Read more »

Don’t do it Banksie



John Banks has refused to say whether he is considering running for the Auckland mayoralty next year, but has not ruled the possibility out.

“That’s a long way off – I’ve got to get to next year, you know,” Mr Banks told TV3’s Paul Henry show this morning. Read more »

Attorney-General Chris Finlayson can see no evil, hear no evil, but happy to cover for evil

The Attorney-General says there was nothing wrong with Crown Law’s conduct throughout the court case against former ACT leader John Banks.

Mr Banks was acquitted in May of charges relating to falsely declaring donations from Kim Dotcom over his failed Auckland mayoralty bid in 2010 and the Court of Appeal ruling he shouldn’t be retried.

Following the ruling, he called for Solicitor-General Mike Heron QC to stand down so an inquiry could be held into the case, which he called a three-year “jihad”.

Chris Finlayson, the minister responsible for the Crown Law Office, said he’d take a “careful look” at Crown Law’s management of the case.

Initially, the private prosecution was taken by Graham McCready, and the decision to go to trial was an independent judicial one, Mr Finlayson says.

“Apart from limited involvement at various stages of the case, Crown Law briefed an independent barrister to conduct the prosecution. It did so for a number of reasons, including the involvement of Mr Dotcom as a witness and the politically controversial nature of the case. Read more »

Has Amanda Banks exposed the dark underbelly of the Crown Law office?

John Banks has done us a favour and shown our justice system to be truly broken. But what chance would he have had if he had been a young man, down and out, up against the system, or even an average person or, indeed, an ordinary MP?

He or she would have had no chance.

As it was, Banks had hundreds of thousands of dollars to spend.

And spend it he had to — to clear his name.

He had a wife who, stung by Justice Edwin Wylie refusing to believe her testimony, hunted down the key witnesses who turned the case around.

The Crown didn’t do that. The fancy lawyers didn’t.

Banks was, of course, a Government Minister, a party leader and a critical vote in Parliament.

It was never an everyday case and we would expect the Crown prosecution to be at its very best and most professional.

The real problem here is that we can’t step beyond the idea of mere incompetence, and instead we are tempted to infer political motives.  And if that’s the case, is it limited to the QCs involved, or were they acting on advice?   Read more »

Sledge of the Day – John Banks

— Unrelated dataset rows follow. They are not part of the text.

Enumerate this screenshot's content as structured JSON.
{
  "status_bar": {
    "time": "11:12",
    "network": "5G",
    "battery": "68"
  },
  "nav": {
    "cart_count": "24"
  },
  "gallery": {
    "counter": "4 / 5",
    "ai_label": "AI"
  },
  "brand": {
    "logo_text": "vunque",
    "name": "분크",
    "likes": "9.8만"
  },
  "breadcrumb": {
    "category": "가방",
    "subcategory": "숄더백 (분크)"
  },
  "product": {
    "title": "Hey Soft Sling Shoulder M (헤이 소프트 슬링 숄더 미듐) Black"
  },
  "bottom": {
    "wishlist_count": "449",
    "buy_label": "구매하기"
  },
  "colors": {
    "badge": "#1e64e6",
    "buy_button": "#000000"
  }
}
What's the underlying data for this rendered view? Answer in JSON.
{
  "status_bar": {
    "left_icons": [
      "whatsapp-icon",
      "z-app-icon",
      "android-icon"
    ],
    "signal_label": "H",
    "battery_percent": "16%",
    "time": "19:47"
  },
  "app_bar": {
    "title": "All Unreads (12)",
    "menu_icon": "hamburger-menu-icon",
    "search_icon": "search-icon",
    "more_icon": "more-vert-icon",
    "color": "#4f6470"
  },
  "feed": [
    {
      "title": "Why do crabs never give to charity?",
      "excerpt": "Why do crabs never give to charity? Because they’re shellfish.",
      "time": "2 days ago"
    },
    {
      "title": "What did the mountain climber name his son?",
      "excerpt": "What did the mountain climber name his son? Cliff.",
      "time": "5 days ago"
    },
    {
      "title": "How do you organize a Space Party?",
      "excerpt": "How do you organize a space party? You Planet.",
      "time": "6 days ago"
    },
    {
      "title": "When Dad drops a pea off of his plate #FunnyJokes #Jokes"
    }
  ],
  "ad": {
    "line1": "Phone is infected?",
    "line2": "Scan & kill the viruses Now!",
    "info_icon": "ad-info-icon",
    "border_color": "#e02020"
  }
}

I'm coming to steal your democracy

Get used to orange

John Banks has responded to the challenge of Kim Dotcom for a public debate:

Banks on Thursday said he would agree to a debate if it was held at the Radisson Hotel in Los Angeles, in the United States.

“I’ll pay the airfares,” he said.   Read more »